**** RECORDS TO USE

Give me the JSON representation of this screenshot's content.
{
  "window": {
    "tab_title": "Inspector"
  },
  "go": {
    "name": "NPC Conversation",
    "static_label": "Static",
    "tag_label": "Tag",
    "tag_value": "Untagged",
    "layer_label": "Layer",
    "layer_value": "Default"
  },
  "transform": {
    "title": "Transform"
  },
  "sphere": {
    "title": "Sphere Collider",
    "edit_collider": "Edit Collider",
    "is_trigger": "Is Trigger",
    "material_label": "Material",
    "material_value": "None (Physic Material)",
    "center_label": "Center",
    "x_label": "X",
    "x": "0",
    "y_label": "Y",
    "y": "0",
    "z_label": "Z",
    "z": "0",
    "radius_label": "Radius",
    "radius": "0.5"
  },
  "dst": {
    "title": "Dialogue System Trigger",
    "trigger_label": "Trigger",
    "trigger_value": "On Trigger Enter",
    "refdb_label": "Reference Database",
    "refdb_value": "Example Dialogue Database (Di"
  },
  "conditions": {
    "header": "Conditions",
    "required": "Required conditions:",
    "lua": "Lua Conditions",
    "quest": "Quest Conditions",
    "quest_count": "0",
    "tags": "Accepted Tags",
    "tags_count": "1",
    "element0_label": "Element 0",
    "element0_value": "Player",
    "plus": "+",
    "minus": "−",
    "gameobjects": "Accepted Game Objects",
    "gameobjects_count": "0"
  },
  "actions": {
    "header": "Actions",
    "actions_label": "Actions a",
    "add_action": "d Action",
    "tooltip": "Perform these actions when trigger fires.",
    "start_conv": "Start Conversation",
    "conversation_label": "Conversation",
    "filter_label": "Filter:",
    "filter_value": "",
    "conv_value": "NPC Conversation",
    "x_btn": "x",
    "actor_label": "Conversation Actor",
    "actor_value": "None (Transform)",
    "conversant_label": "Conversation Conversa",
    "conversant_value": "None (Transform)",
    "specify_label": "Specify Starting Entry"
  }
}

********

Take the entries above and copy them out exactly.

ANSWER SECTION
Give me the JSON representation of this screenshot's content.
{
  "window": {
    "tab_title": "Inspector"
  },
  "go": {
    "name": "NPC Conversation",
    "static_label": "Static",
    "tag_label": "Tag",
    "tag_value": "Untagged",
    "layer_label": "Layer",
    "layer_value": "Default"
  },
  "transform": {
    "title": "Transform"
  },
  "sphere": {
    "title": "Sphere Collider",
    "edit_collider": "Edit Collider",
    "is_trigger": "Is Trigger",
    "material_label": "Material",
    "material_value": "None (Physic Material)",
    "center_label": "Center",
    "x_label": "X",
    "x": "0",
    "y_label": "Y",
    "y": "0",
    "z_label": "Z",
    "z": "0",
    "radius_label": "Radius",
    "radius": "0.5"
  },
  "dst": {
    "title": "Dialogue System Trigger",
    "trigger_label": "Trigger",
    "trigger_value": "On Trigger Enter",
    "refdb_label": "Reference Database",
    "refdb_value": "Example Dialogue Database (Di"
  },
  "conditions": {
    "header": "Conditions",
    "required": "Required conditions:",
    "lua": "Lua Conditions",
    "quest": "Quest Conditions",
    "quest_count": "0",
    "tags": "Accepted Tags",
    "tags_count": "1",
    "element0_label": "Element 0",
    "element0_value": "Player",
    "plus": "+",
    "minus": "−",
    "gameobjects": "Accepted Game Objects",
    "gameobjects_count": "0"
  },
  "actions": {
    "header": "Actions",
    "actions_label": "Actions a",
    "add_action": "d Action",
    "tooltip": "Perform these actions when trigger fires.",
    "start_conv": "Start Conversation",
    "conversation_label": "Conversation",
    "filter_label": "Filter:",
    "filter_value": "",
    "conv_value": "NPC Conversation",
    "x_btn": "x",
    "actor_label": "Conversation Actor",
    "actor_value": "None (Transform)",
    "conversant_label": "Conversation Conversa",
    "conversant_value": "None (Transform)",
    "specify_label": "Specify Starting Entry"
  }
}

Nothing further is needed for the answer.